** RECORDS SHOWN follows **
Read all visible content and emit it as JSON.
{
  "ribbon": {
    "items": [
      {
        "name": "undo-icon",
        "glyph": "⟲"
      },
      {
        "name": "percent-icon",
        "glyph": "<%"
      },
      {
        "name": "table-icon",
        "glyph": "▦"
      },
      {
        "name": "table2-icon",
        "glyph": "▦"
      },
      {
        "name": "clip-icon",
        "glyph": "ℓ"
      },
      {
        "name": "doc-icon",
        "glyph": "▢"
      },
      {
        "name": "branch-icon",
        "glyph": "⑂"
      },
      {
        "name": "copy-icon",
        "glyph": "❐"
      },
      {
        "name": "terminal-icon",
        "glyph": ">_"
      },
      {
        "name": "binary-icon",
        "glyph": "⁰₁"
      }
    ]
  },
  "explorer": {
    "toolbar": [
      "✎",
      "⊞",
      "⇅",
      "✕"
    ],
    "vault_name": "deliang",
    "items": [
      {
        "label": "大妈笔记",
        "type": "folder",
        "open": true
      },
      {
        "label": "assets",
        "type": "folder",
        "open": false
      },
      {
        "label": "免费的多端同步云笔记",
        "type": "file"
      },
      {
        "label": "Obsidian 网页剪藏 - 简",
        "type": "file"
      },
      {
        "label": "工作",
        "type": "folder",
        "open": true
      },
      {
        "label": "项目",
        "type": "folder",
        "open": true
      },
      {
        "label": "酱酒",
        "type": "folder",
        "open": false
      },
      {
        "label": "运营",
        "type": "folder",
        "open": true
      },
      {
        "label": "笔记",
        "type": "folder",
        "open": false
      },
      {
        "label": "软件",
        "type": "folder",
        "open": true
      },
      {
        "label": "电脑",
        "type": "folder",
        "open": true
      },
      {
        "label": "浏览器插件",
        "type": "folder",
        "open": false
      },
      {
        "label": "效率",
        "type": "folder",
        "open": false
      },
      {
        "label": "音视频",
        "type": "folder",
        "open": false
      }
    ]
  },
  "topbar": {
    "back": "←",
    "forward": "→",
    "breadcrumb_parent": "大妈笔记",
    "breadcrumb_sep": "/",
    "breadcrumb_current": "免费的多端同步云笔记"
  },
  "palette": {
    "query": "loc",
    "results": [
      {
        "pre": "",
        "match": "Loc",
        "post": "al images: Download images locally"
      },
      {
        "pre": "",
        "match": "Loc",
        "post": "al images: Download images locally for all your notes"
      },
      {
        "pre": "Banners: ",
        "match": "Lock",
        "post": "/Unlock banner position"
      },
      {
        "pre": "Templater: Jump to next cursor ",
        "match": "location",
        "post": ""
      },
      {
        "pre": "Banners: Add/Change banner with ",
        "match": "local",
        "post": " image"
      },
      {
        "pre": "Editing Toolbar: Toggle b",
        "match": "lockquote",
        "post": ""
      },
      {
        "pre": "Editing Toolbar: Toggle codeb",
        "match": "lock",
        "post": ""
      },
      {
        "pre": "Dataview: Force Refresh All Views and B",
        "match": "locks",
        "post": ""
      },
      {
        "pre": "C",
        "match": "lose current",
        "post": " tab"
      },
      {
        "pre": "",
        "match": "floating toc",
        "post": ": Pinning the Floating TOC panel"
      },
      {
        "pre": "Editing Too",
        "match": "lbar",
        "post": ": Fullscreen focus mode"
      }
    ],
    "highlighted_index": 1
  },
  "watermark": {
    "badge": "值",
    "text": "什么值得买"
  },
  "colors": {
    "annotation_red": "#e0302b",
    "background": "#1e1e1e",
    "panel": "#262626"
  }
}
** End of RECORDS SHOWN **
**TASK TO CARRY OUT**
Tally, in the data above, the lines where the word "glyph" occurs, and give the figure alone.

**ANSWER BELOW**
10